and I skipped right behind them merrily adding,
“No more waking cranky kids, no more seeking matching Tupperware lids”.
While my lyrical abilities might leave a little to be desired, the sentiment is the same. Summer is about shedding the cumbersome confines of routine as fast as we can kick off our shoes, rip off our socks and wiggle our toes in the grass.
It’s two glorious months, free of expectations, hanging out with my three favourite people in the whole world.
Now for the first few weeks of the holidays, our little group was lucky enough to have a mascot; Rolo, a 3 to 4 month old beagle puppy. We foster for a local rescue who helps find families for these little bundles of joy and happily he found himself a forever home that I’m sure he is going to love.
Beagle lovers know that for a relatively small breed, this dog has a great big personality and unsupervised, can find themselves in a load of trouble. Luckily, they have also been blessed with long velvety ears and a soulful expression that can melt even the most exasperated heart.
Maybe it is for that reason; looking into those soft and gentle eyes, that for the first few days, we all seemed to make the mistake of referring to our new house guest as a ‘she’. As we all sat in the backyard one evening, my daughter cooed “She’s just so cute” and my husband was quick to quip “She has a penis” as a reminder. As my daughter rolled her eyes, she cuddled the impressionable little guy and whispered, “It doesn’t matter. You’re still cute” and we continued on with our night unaware that another impressionable little guy had gotten the message a little confused .
A week later, as we stood in the kitchen making sandwiches, the middle daughter noticed that our little beagle with selective hearing was very quick to identify when food was being served. As he sat at attention at our feet, clearly desperate for a taste, she campaigned for his cause by saying, “Look how good he’s being!”
The youngest piped up in a rather condescending tone, “She has a penis you know”
Middle child retorted, rather perturbed at being called out by her ‘younger’ sibling, “that’s what I said!”
“No you didn’t. You didn’t say ‘She had a penis’” the youngest countered
“No, I know, I meant I called him a ‘he’”
“I know, that’s why I reminded you that she has a penis”

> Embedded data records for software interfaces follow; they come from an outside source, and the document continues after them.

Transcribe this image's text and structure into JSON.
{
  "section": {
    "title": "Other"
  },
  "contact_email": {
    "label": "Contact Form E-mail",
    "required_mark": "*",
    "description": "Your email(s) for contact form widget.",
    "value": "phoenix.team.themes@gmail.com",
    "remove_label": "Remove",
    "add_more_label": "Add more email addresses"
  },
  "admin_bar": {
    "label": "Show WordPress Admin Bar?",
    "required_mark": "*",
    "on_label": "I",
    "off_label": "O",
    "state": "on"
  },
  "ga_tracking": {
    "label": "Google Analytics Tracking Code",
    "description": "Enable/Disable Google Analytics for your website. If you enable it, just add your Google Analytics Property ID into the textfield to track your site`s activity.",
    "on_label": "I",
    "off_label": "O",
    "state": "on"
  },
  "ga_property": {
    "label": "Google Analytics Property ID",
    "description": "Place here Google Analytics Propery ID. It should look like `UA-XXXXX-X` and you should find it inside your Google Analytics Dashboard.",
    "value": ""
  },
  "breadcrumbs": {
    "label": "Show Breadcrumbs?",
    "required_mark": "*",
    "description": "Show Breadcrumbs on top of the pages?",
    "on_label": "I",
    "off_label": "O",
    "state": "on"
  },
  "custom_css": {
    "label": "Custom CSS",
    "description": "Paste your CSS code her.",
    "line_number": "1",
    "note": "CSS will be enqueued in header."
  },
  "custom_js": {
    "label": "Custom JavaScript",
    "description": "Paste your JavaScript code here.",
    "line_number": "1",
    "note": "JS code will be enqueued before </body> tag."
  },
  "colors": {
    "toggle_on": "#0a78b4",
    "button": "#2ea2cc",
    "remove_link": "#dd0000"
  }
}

At this point my hands had risen almost involuntarily into the “stop and desist” pose that all parents are familiar with (which coincidentally is also the universal hand gesture for surrender and the starter position for the ‘my head is about to explode’ stance) Everyone stood still and tilted their heads as we tried to rewind and figure out where the conversation had gotten off course.
“Sweetheart”, I started, “she used the correct pronoun. Rolo is male, he is a ‘he’” I corrected.

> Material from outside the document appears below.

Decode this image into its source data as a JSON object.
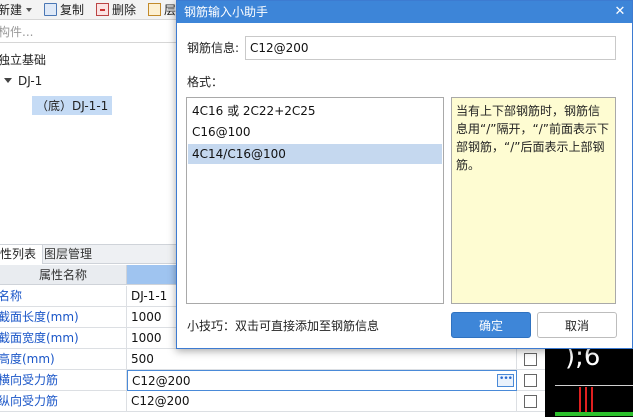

I watched as my son tried to process this.
“Well why did Daddy say that she had a penis?”
After a quick lesson in tongue in cheek humour, realization dawned. We were all giggling a little but when the youngest sheepishly admitted that he had told his summer camp teacher that his new foster dog was transgender, my oldest fell right off her chair.
“You did WHAT?” I gasped, not sure whether I should laugh or cry imagining the conversation, “What did he say?”
“What do you mean?” he asked indignantly, “What would he say? People these days don’t discriminate Mum. Trans gender dogs deserve families too!”
Well, yes. Yes they absolutely do.
After the kids went to bed, myself and my oldest got to re-enact the conversation for the benefit of my husband and it was with pride rather than pity that I explained that our youngest didn’t get the joke. My daughter revealed that before school had ended for the summer, he had let his middle sister give him a manicure with the new kit she had gotten for her birthday. When he went to school the next day adorned with black and orange finger nails, one of the little girls teased him a little, and asked him if he was gay. The oldest admitted that she had never heard a better comeback than when her baby brother retorted, “How the heck should I know, I’m only 10”
And just like that little grasshoppers, the student becomes the teacher.
Come September I’ll be right back to my weekly routine but I expect the summer schedule to be a bit more laid back. It’s just so hard to fit in time to write between perfecting our marshmallow roasting skills, organizing our quartet of grass trumpet players and helping trans gender dogs find love.
While I’m on vacation I ask all of you to remember to be gentle with each other and with yourselves. Take some time before winter lures us all back into hibernation, to celebrate all that your community has to offer. As always, feel free to stop by for some T. We don’t care if you’re black or white, trans or cis, gay or straight; everyone deserves a family, and you all are always welcome in ours.
And love is love is love is love is love is love is love is love~Lin-Manuel Miranda